Really a nice book loaded with humor and history. If you love Mowbray's great character roles of the thirties and forties, you will love getting more insight into his personal life. The only warning is that it is not as in depth about each of his film roles and co-stars as some might like (thus the 4 stars). The book is a really entertaining read though and you can breeze through it in no time. The prevailing feeling after reading it is his pride in his military service and personal magnetism towards servicemen thereafter. In a day when most actors are so anti-war, and even with many WW II actors who got cushy jobs, it is amazing to contrast a man who spent 4+ years of frontline duty in WW I facing poison gas, flamethrowers, and the like and still came through with humor and respect.

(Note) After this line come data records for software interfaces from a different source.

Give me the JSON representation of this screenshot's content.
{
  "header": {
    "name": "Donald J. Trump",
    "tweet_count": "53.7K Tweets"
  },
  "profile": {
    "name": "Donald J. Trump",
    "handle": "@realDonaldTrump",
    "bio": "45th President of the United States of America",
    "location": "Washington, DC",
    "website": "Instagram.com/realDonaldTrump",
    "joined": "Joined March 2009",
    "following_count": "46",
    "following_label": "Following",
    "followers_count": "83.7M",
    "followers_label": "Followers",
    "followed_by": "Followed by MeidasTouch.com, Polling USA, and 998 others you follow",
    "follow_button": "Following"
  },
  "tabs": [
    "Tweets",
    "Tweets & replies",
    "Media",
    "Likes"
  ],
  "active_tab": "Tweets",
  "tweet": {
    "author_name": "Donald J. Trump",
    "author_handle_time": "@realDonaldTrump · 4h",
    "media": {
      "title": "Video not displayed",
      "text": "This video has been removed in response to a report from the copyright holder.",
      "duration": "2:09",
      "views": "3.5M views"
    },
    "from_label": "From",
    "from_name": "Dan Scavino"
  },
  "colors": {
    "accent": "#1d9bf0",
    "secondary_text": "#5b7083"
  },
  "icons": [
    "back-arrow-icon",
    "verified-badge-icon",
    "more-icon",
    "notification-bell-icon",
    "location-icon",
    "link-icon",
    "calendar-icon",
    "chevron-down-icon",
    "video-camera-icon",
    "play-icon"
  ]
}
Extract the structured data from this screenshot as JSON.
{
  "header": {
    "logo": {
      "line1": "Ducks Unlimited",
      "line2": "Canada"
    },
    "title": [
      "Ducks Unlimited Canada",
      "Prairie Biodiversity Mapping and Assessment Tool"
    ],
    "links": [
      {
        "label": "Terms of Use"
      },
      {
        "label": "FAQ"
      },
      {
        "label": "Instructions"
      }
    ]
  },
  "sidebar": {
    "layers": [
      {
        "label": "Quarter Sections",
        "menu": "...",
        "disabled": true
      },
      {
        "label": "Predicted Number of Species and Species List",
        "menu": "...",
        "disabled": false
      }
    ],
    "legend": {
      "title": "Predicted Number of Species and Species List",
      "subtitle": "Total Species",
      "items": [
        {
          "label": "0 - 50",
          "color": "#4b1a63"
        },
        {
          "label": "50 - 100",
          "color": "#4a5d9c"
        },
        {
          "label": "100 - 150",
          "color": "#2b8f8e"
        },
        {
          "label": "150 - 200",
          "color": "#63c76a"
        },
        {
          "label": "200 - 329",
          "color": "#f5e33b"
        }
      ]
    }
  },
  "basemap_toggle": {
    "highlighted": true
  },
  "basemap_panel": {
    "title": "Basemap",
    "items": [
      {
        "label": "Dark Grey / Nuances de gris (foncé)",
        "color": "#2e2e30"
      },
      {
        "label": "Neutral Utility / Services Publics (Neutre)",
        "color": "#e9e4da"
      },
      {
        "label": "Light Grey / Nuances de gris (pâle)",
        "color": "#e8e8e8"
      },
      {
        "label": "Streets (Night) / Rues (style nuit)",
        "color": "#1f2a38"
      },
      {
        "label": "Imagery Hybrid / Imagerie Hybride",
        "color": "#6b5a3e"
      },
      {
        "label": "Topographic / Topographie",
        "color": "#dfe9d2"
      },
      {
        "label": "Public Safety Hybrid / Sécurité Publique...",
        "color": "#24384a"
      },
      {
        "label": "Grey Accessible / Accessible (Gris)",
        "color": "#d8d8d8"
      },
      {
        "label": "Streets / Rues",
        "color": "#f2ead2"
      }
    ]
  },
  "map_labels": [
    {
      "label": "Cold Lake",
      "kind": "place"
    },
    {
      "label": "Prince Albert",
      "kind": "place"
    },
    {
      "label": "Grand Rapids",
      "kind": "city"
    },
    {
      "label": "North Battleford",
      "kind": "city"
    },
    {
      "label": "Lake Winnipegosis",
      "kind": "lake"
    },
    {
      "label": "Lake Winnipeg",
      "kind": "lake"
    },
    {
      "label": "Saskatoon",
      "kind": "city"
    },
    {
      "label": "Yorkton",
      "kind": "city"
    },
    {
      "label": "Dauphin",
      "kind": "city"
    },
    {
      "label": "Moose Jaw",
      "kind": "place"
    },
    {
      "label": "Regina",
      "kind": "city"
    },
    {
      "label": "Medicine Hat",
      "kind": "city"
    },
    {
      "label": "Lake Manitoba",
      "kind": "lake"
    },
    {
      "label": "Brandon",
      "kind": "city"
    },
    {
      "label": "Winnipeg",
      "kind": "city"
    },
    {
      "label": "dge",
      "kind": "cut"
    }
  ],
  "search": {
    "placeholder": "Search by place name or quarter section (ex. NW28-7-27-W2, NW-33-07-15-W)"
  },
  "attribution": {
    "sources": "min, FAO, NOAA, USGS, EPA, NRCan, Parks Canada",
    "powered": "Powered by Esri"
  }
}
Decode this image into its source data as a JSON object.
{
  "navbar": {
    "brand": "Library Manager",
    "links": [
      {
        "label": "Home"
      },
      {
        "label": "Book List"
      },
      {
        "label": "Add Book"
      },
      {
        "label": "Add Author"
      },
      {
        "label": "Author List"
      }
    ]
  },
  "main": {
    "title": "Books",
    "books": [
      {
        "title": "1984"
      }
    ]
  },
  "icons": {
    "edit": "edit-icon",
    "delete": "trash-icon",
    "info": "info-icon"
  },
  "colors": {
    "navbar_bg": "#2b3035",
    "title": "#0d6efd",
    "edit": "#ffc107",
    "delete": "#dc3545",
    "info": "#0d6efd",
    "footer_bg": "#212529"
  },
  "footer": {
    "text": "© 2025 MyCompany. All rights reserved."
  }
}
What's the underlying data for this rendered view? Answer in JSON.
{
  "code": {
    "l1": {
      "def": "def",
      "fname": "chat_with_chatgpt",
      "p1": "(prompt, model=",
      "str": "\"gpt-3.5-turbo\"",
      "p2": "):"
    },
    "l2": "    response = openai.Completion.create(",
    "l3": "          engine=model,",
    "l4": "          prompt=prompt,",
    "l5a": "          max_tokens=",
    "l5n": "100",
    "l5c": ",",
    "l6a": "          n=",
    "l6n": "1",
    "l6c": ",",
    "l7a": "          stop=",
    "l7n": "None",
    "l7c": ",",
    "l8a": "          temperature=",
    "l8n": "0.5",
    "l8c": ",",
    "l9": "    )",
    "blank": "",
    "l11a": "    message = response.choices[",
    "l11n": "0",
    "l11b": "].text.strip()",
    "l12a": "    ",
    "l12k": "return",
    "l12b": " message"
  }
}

I heartily recommend Mowbray in the films "The Perfect Snob" where he has some nice supporting work, and "Merrily We Live" a screwball comedy which might be his best role.
Gandree
If you don't know the name, you'll certainly remember the face and those performances. Anybody who appreciates films from the 1930s-1950s has seen Alan Mowbray's work in literally hundreds of movies. Mowbray was once called "one of Hollywood's most experienced character actors." That, and he made a name for himself on the stage, while elevating TV guest appearances to an art form.

Here's the book to flesh out the other parts of his life. Written by Mowbray himself (with editing from his son, Alan Mowbray Jr.) the book covers his years in the trenches of WWI....his arrival and early struggles in the U.S....his cronies in Hollywood.....and his family. Best of all are the anecdotes and quotes. Where it leaves off, seemingly unfinished (maybe it was still a work in progress when he died?), the addition of an appendix containing several movie magazine articles helps round out the story.

This book is a great addition to my personal library.
Gandree
If you don't know the name, you'll certainly remember the face and those performances. Anybody who appreciates films from the 1930s-1950s has seen Alan Mowbray's work in literally hundreds of movies. Mowbray was once called "one of Hollywood's most experienced character actors." That, and he made a name for himself on the stage, while elevating TV guest appearances to an art form.

Here's the book to flesh out the other parts of his life. Written by Mowbray himself (with editing from his son, Alan Mowbray Jr.) the book covers his years in the trenches of WWI....his arrival and early struggles in the U.S....his cronies in Hollywood.....and his family. Best of all are the anecdotes and quotes. Where it leaves off, seemingly unfinished (maybe it was still a work in progress when he died?), the addition of an appendix containing several movie magazine articles helps round out the story.

This book is a great addition to my personal library.
Landamath
Terriffic book., ..i knew, met and joked personally with Alan Mowbray Sr. in person and correspond with Alan Mowbray jr...
paul Herriott
Landamath
Terriffic book., ..i knew, met and joked personally with Alan Mowbray Sr. in person and correspond with Alan Mowbray jr...
paul Herriott